Happiness always seems to be just around the corner, waiting for us after we achieve the next goal. Yet contrary to that train of thought, research suggests that happiness doesn't come as a result of success — it actually helps fuel success.
Psychologist Shawn Achor spent over a decade researching happiness at Harvard University and wrote in the The Happiness Advantage that:
When we are positive, our brains become more engaged, creative, motivated, energetic, resilient, and productive at work.
Happiness is a key ingredient to better performance, which leads to success. Amongst a few other activities, Achor recommends meditation, investing in relationships, and spending more money on experiences and less on possessions in order to become happier. Various studies and meta analyses have shown happiness to be correlated to success in many different contexts (including work, health, creativity and sociability).
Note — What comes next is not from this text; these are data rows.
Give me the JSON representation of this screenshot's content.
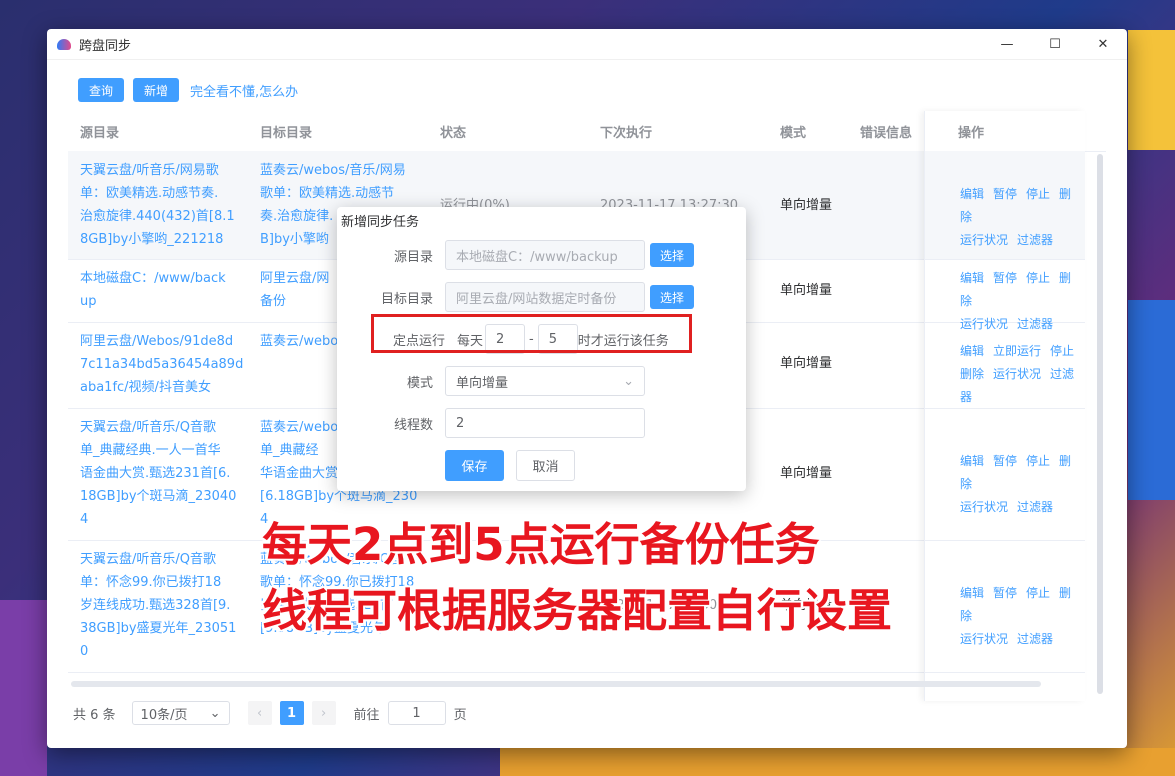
{
  "window": {
    "title": "跨盘同步",
    "minimize": "—",
    "maximize": "☐",
    "close": "✕"
  },
  "toolbar": {
    "query_label": "查询",
    "add_label": "新增",
    "help_link": "完全看不懂,怎么办"
  },
  "table": {
    "headers": {
      "source": "源目录",
      "target": "目标目录",
      "status": "状态",
      "next_run": "下次执行",
      "mode": "模式",
      "error": "错误信息",
      "ops": "操作"
    },
    "rows": [
      {
        "source": [
          "天翼云盘/听音乐/网易歌",
          "单：欧美精选.动感节奏.",
          "治愈旋律.440(432)首[8.1",
          "8GB]by小擎哟_221218"
        ],
        "target": [
          "蓝奏云/webos/音乐/网易",
          "歌单：欧美精选.动感节",
          "奏.治愈旋律.",
          "B]by小擎哟"
        ],
        "status": "运行中(0%)",
        "next_run": "2023-11-17 13:27:30",
        "mode": "单向增量",
        "ops1": [
          "编辑",
          "暂停",
          "停止",
          "删除"
        ],
        "ops2": [
          "运行状况",
          "过滤器"
        ]
      },
      {
        "source": [
          "本地磁盘C：/www/back",
          "up"
        ],
        "target": [
          "阿里云盘/网",
          "备份"
        ],
        "mode": "单向增量",
        "ops1": [
          "编辑",
          "暂停",
          "停止",
          "删除"
        ],
        "ops2": [
          "运行状况",
          "过滤器"
        ]
      },
      {
        "source": [
          "阿里云盘/Webos/91de8d",
          "7c11a34bd5a36454a89d",
          "aba1fc/视频/抖音美女"
        ],
        "target": [
          "蓝奏云/webo"
        ],
        "mode": "单向增量",
        "ops1": [
          "编辑",
          "立即运行",
          "停止"
        ],
        "ops2": [
          "删除",
          "运行状况",
          "过滤器"
        ]
      },
      {
        "source": [
          "天翼云盘/听音乐/Q音歌",
          "单_典藏经典.一人一首华",
          "语金曲大赏.甄选231首[6.",
          "18GB]by个斑马滴_23040",
          "4"
        ],
        "target": [
          "蓝奏云/webo",
          "单_典藏经",
          "华语金曲大赏",
          "[6.18GB]by个斑马滴_230",
          "4"
        ],
        "mode": "单向增量",
        "ops1": [
          "编辑",
          "暂停",
          "停止",
          "删除"
        ],
        "ops2": [
          "运行状况",
          "过滤器"
        ]
      },
      {
        "source": [
          "天翼云盘/听音乐/Q音歌",
          "单：怀念99.你已拨打18",
          "岁连线成功.甄选328首[9.",
          "38GB]by盛夏光年_23051",
          "0"
        ],
        "target": [
          "蓝奏云/webos/音乐/Q音",
          "歌单：怀念99.你已拨打18",
          "岁连线成功.甄选328首",
          "[9.38GB]by盛夏光年"
        ],
        "next_run": "2023-11-17 13:30",
        "mode": "单向增量",
        "ops1": [
          "编辑",
          "暂停",
          "停止",
          "删除"
        ],
        "ops2": [
          "运行状况",
          "过滤器"
        ]
      }
    ]
  },
  "pagination": {
    "total": "共 6 条",
    "page_size": "10条/页",
    "current": "1",
    "goto_label": "前往",
    "goto_value": "1",
    "page_suffix": "页"
  },
  "dialog": {
    "title": "新增同步任务",
    "source_label": "源目录",
    "source_value": "本地磁盘C：/www/backup",
    "target_label": "目标目录",
    "target_value": "阿里云盘/网站数据定时备份",
    "choose_label": "选择",
    "schedule_label": "定点运行",
    "schedule_prefix": "每天",
    "start_hour": "2",
    "dash": "-",
    "end_hour": "5",
    "schedule_suffix": "时才运行该任务",
    "mode_label": "模式",
    "mode_value": "单向增量",
    "threads_label": "线程数",
    "threads_value": "2",
    "save_label": "保存",
    "cancel_label": "取消"
  },
  "captions": {
    "line1": "每天2点到5点运行备份任务",
    "line2": "线程可根据服务器配置自行设置"
  },
  "colors": {
    "primary": "#409eff",
    "caption": "#e8161f",
    "highlight": "#e02020"
  }
}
For even for the most pragmatic of us, that means happiness becomes much more than just a vague destination. Prioritising our happiness doesn't just bring us short-term pleasure; it also could pave the way for future success.